» ABOUT THIS TASK
Below are the records; copy every line in them that holds the string "legend".

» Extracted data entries
★ ★ ★ ★ ★ ★ ★
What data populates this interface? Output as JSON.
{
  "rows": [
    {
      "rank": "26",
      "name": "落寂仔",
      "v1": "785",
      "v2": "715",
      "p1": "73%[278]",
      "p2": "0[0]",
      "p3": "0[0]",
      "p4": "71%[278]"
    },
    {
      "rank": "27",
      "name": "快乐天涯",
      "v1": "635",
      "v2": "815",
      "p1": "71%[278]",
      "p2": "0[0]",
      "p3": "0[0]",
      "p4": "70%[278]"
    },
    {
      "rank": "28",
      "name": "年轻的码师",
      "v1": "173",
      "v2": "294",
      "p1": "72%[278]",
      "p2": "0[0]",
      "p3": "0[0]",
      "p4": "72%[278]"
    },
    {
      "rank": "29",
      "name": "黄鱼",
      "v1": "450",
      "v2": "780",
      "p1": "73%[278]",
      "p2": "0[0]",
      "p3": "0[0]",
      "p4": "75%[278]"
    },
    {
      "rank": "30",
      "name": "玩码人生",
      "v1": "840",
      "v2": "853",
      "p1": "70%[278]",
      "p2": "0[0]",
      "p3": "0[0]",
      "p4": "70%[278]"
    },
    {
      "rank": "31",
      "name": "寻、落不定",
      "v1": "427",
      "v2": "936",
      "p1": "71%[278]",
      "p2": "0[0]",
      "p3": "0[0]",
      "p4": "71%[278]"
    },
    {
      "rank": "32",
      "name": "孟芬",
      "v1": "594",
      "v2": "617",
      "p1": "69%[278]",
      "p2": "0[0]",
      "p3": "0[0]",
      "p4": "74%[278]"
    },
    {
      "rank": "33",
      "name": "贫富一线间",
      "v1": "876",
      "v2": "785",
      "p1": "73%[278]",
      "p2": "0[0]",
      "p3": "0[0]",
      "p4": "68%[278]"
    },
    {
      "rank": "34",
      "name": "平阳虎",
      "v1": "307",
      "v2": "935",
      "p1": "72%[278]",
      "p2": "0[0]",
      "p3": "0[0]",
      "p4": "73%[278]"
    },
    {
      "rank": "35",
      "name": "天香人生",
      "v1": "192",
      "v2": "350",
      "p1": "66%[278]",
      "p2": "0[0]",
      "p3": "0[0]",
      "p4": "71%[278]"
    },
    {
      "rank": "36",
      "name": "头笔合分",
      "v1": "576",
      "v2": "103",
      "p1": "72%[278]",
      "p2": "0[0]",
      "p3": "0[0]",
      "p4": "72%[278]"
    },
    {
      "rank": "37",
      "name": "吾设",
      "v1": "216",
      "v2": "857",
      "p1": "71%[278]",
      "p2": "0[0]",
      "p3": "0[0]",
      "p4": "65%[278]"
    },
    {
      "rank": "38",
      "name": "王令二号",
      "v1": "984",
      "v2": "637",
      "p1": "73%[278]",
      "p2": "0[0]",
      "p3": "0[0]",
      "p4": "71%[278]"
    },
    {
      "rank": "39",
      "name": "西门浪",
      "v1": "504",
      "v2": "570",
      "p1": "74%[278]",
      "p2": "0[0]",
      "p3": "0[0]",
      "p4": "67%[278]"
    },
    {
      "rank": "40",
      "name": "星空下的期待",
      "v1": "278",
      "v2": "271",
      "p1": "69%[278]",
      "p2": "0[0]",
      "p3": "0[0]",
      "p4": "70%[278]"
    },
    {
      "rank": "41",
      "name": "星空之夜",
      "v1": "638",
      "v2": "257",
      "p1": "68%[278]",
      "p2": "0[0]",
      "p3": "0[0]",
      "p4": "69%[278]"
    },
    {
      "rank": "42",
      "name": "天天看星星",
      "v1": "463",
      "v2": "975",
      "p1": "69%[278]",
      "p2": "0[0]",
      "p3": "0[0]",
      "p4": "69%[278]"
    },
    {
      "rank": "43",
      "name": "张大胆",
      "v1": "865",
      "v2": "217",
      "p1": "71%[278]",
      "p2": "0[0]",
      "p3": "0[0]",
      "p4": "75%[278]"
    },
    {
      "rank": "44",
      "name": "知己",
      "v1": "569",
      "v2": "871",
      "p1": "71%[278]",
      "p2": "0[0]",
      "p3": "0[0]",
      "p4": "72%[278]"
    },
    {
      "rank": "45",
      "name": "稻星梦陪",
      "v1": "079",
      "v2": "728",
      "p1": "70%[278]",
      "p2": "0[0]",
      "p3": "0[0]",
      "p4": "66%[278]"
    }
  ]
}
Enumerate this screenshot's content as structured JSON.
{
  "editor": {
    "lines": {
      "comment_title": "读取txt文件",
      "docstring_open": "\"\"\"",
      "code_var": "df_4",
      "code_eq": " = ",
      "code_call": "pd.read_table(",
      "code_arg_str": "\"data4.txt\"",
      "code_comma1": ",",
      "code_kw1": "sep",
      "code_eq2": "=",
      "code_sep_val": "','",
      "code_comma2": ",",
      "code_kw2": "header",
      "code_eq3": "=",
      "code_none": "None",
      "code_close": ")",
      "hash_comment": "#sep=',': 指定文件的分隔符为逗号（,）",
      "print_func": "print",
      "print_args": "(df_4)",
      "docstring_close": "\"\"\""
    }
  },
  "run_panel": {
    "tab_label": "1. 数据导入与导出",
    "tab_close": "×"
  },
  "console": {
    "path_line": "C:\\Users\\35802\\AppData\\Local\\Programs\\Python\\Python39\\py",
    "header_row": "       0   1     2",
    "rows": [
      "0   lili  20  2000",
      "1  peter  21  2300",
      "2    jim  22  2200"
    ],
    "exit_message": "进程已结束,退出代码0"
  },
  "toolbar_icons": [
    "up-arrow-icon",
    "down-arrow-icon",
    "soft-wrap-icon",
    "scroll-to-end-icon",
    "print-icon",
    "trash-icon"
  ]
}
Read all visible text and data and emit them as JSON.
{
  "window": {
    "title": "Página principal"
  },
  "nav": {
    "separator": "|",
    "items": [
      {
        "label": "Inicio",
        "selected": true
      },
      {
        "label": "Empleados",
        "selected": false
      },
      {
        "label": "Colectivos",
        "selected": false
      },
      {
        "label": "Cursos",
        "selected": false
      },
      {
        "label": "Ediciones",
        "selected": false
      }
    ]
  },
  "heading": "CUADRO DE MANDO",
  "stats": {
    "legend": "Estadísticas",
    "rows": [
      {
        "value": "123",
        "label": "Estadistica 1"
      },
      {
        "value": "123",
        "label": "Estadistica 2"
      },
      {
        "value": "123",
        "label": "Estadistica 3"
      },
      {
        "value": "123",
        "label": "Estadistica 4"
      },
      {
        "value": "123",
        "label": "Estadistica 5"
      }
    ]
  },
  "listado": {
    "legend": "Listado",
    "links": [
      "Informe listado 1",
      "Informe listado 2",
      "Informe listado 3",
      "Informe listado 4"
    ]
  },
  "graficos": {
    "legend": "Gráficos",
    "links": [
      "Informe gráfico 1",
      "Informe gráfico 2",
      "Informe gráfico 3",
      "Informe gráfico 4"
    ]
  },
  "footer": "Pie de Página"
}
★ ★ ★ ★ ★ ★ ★
» SOLUTION BELOW
    "legend": "Estadísticas",
    "legend": "Listado",
    "legend": "Gráficos",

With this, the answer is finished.